So, in example above, button TextBox1 will be clicked when ALT + N is pressed.
Similerly, TextBox2 will be clicked when ALT + A is pressed;
CheckBox1 will be selected when ALT + S is pressed;
Radiobutton rd1 will be selected when ALT + Y is pressed;
Radiobutton rd2 will be selected when ALT + O is pressed;
Button1 will be clicked when ALT + C is pressed;
LinkButton2 get focues when ALT + L is pressed;



Note: The accesskey only gives focus to a linkbutton, it doesn’t execute the onclick. This is also the same for radiobutton and checkbox, even though their states change.

The AssociatedControlID property of the Label web control

In ASP.NET 2.0 the Label web control exposes a new property, AssociatedControlID.

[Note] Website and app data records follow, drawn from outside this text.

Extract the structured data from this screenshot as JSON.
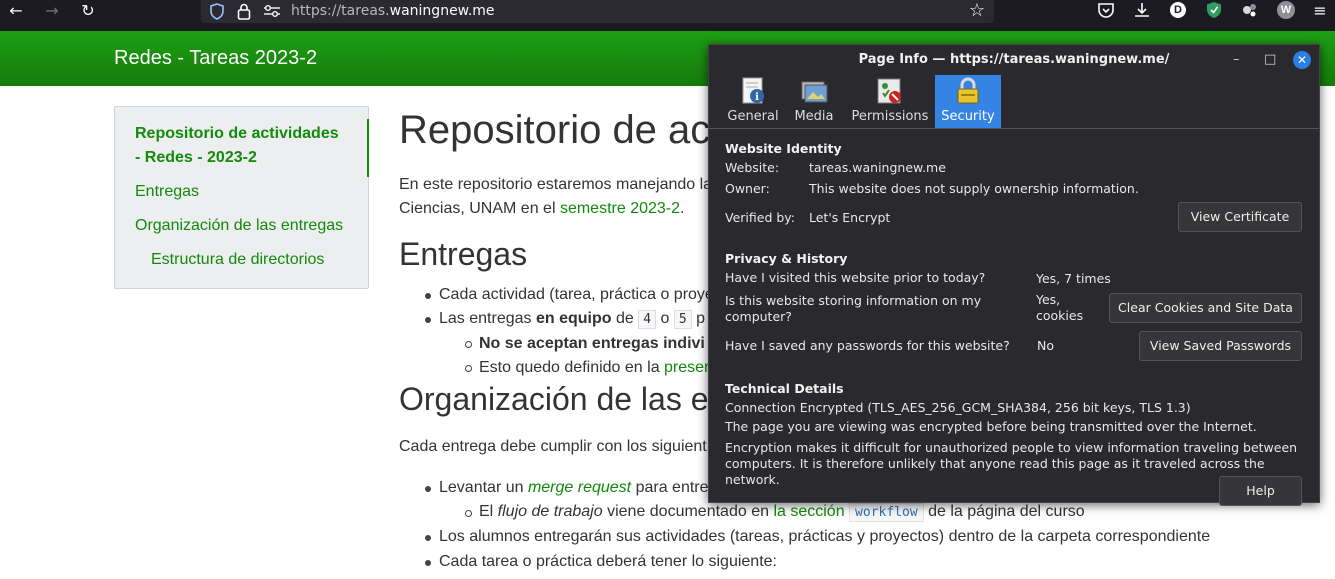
{
  "browser": {
    "url_host_prefix": "https://tareas.",
    "url_host_main": "waningnew.me",
    "ext_d_label": "D",
    "ext_w_label": "W"
  },
  "page": {
    "site_title": "Redes - Tareas 2023-2",
    "sidebar": {
      "items": [
        {
          "label": "Repositorio de actividades - Redes - 2023-2",
          "line1": "Repositorio de actividades",
          "line2": "- Redes - 2023-2"
        },
        {
          "label": "Entregas"
        },
        {
          "label": "Organización de las entregas"
        },
        {
          "label": "Estructura de directorios"
        }
      ]
    },
    "main": {
      "h1": "Repositorio de ac",
      "intro_line1": "En este repositorio estaremos manejando la",
      "intro_line2_prefix": "Ciencias, UNAM en el ",
      "intro_link": "semestre 2023-2",
      "intro_line2_suffix": ".",
      "h2_entregas": "Entregas",
      "bullet1": "Cada actividad (tarea, práctica o proye",
      "bullet2_prefix": "Las entregas ",
      "bullet2_bold": "en equipo",
      "bullet2_mid": " de ",
      "code4": "4",
      "bullet2_o": " o ",
      "code5": "5",
      "bullet2_tail": " p",
      "sub1_bold": "No se aceptan entregas indivi",
      "sub2_prefix": "Esto quedo definido en la ",
      "sub2_link": "preser",
      "h2_org": "Organización de las e",
      "org_para": "Cada entrega debe cumplir con los siguient",
      "li1_prefix": "Levantar un ",
      "li1_link": "merge request",
      "li1_suffix": " para entre",
      "li1_sub_prefix": "El ",
      "li1_sub_em": "flujo de trabajo",
      "li1_sub_mid": " viene documentado en ",
      "li1_sub_link": "la sección",
      "li1_sub_code": "workflow",
      "li1_sub_suffix": " de la página del curso",
      "li2": "Los alumnos entregarán sus actividades (tareas, prácticas y proyectos) dentro de la carpeta correspondiente",
      "li3": "Cada tarea o práctica deberá tener lo siguiente:"
    }
  },
  "dialog": {
    "title": "Page Info — https://tareas.waningnew.me/",
    "minimize": "–",
    "maximize": "□",
    "close": "✕",
    "tabs": [
      {
        "label": "General",
        "icon": "general-info-icon"
      },
      {
        "label": "Media",
        "icon": "media-icon"
      },
      {
        "label": "Permissions",
        "icon": "permissions-icon"
      },
      {
        "label": "Security",
        "icon": "padlock-icon",
        "active": true
      }
    ],
    "identity": {
      "heading": "Website Identity",
      "website_label": "Website:",
      "website_value": "tareas.waningnew.me",
      "owner_label": "Owner:",
      "owner_value": "This website does not supply ownership information.",
      "verified_label": "Verified by:",
      "verified_value": "Let's Encrypt",
      "view_cert": "View Certificate"
    },
    "privacy": {
      "heading": "Privacy & History",
      "q1": "Have I visited this website prior to today?",
      "a1": "Yes, 7 times",
      "q2_line1": "Is this website storing information on my",
      "q2_line2": "computer?",
      "a2_line1": "Yes,",
      "a2_line2": "cookies",
      "clear_cookies": "Clear Cookies and Site Data",
      "q3": "Have I saved any passwords for this website?",
      "a3": "No",
      "view_passwords": "View Saved Passwords"
    },
    "technical": {
      "heading": "Technical Details",
      "line1": "Connection Encrypted (TLS_AES_256_GCM_SHA384, 256 bit keys, TLS 1.3)",
      "line2": "The page you are viewing was encrypted before being transmitted over the Internet.",
      "line3": "Encryption makes it difficult for unauthorized people to view information traveling between",
      "line4": "computers. It is therefore unlikely that anyone read this page as it traveled across the network.",
      "help": "Help"
    }
  }
}
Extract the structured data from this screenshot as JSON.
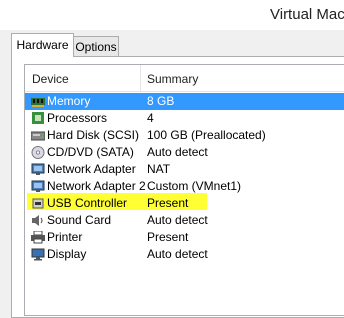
{
  "window": {
    "title": "Virtual Mac"
  },
  "tabs": [
    {
      "label": "Hardware",
      "active": true
    },
    {
      "label": "Options",
      "active": false
    }
  ],
  "device_list": {
    "columns": {
      "device": "Device",
      "summary": "Summary"
    },
    "rows": [
      {
        "device": "Memory",
        "summary": "8 GB",
        "icon": "memory-icon",
        "selected": true
      },
      {
        "device": "Processors",
        "summary": "4",
        "icon": "processor-icon"
      },
      {
        "device": "Hard Disk (SCSI)",
        "summary": "100 GB (Preallocated)",
        "icon": "hard-disk-icon"
      },
      {
        "device": "CD/DVD (SATA)",
        "summary": "Auto detect",
        "icon": "cd-dvd-icon"
      },
      {
        "device": "Network Adapter",
        "summary": "NAT",
        "icon": "network-adapter-icon"
      },
      {
        "device": "Network Adapter 2",
        "summary": "Custom (VMnet1)",
        "icon": "network-adapter-icon"
      },
      {
        "device": "USB Controller",
        "summary": "Present",
        "icon": "usb-controller-icon"
      },
      {
        "device": "Sound Card",
        "summary": "Auto detect",
        "icon": "sound-card-icon"
      },
      {
        "device": "Printer",
        "summary": "Present",
        "icon": "printer-icon",
        "highlighted": true
      },
      {
        "device": "Display",
        "summary": "Auto detect",
        "icon": "display-icon"
      }
    ]
  },
  "colors": {
    "selection": "#3399ff",
    "highlight": "#ffff33"
  }
}
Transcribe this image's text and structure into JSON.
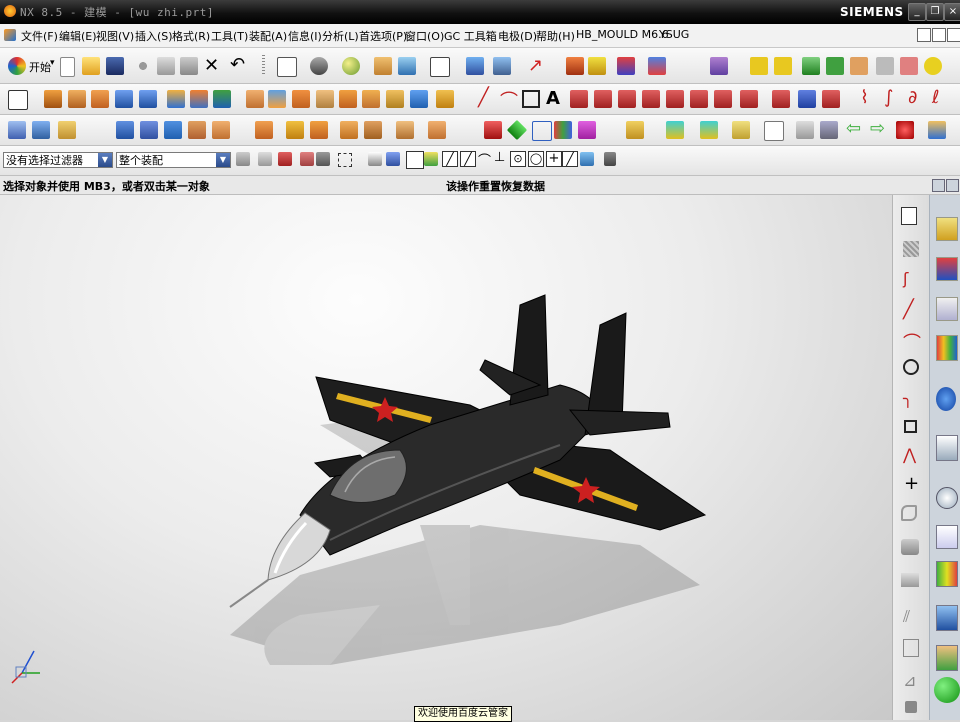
{
  "window": {
    "title": "NX 8.5 - 建模 - [wu zhi.prt]",
    "brand": "SIEMENS",
    "controls": [
      "_",
      "❐",
      "×"
    ]
  },
  "menubar": {
    "items": [
      {
        "label": "文件(F)"
      },
      {
        "label": "编辑(E)"
      },
      {
        "label": "视图(V)"
      },
      {
        "label": "插入(S)"
      },
      {
        "label": "格式(R)"
      },
      {
        "label": "工具(T)"
      },
      {
        "label": "装配(A)"
      },
      {
        "label": "信息(I)"
      },
      {
        "label": "分析(L)"
      },
      {
        "label": "首选项(P)"
      },
      {
        "label": "窗口(O)"
      },
      {
        "label": "GC 工具箱"
      },
      {
        "label": "电极(D)"
      },
      {
        "label": "帮助(H)"
      },
      {
        "label": "HB_MOULD M6.6"
      },
      {
        "label": "YSUG"
      }
    ]
  },
  "standard_toolbar": {
    "start_label": "开始",
    "start_arrow": "▾"
  },
  "filter_row": {
    "type_filter": "没有选择过滤器",
    "scope_filter": "整个装配",
    "arrow": "▼"
  },
  "cue_line": {
    "prompt": "选择对象并使用 MB3，或者双击某一对象",
    "status": "该操作重置恢复数据"
  },
  "statusbar": {
    "tooltip": "欢迎使用百度云管家"
  },
  "colors": {
    "titlebar": "#000000",
    "accent_blue": "#2a4a8a",
    "aircraft": "#1c1c1c",
    "star_red": "#cc2020",
    "stripe_yellow": "#e0b020"
  }
}
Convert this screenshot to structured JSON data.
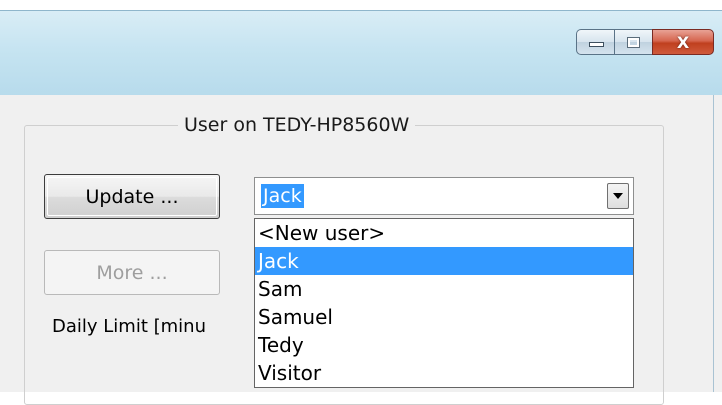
{
  "window": {
    "controls": {
      "minimize_icon": "minimize-icon",
      "maximize_icon": "maximize-icon",
      "close_glyph": "X"
    }
  },
  "group": {
    "title": "User on TEDY-HP8560W"
  },
  "buttons": {
    "update": "Update ...",
    "more": "More ..."
  },
  "combo": {
    "value": "Jack"
  },
  "dropdown": {
    "items": [
      "<New user>",
      "Jack",
      "Sam",
      "Samuel",
      "Tedy",
      "Visitor"
    ],
    "selected": "Jack"
  },
  "labels": {
    "daily_limit": "Daily Limit [minu"
  },
  "colors": {
    "selection": "#3399ff",
    "titlebar": "#c6e4f1",
    "close": "#d6664f"
  }
}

In web application, we mostly use label control to specify a heading to an input control. The AssociatedControlID property of the Label will take an input control ID as its value. Hence, the Label is associated with the input control. Association means, when the page is executed and if we click on the Label Text the focus will be returned to the associated input control.

Consider, we have a form to get input from users. Every input control like textbox should have a heading text. For example,

<asp:Label ID="Label1" runat="server" Text="Enter your Name" AssociatedControlID="txtName"></asp:Label>

<asp:TextBox ID="txtName" runat="server"></asp:TextBox>

In the above code, Label1 is associated to the TextBox “txtName”. When executed and the focus will be returned to the TextBox if we click on the label text “Enter your Name”.

When the property is set, the rendering of the Label switches from a simple <span> tag to a <label> tag, whose for attribute assumes the client-side ID of the associated control as the value.

An example to clear things up

<asp:label ID="Label1" runat="server" Text="Label" />
<asp:TextBox ID="TextBox1" runat="server" />


<span id="Label1">Label</span>
<input name="TextBox1" id="TextBox1" type="Text" />


<asp:label ID="Label1" AssociatedControlID="TextBox1" runat="server" Text="Label" />
<asp:TextBox ID="TextBox1" runat="server" />


<label for="TextBox1" id="Label1">Label</label>
<input name="TextBox1" id="TextBox1" type="Text" />

New Windows website

Check out the new Microsoft Windows website. They took all the geek stuff out. Now its more clean.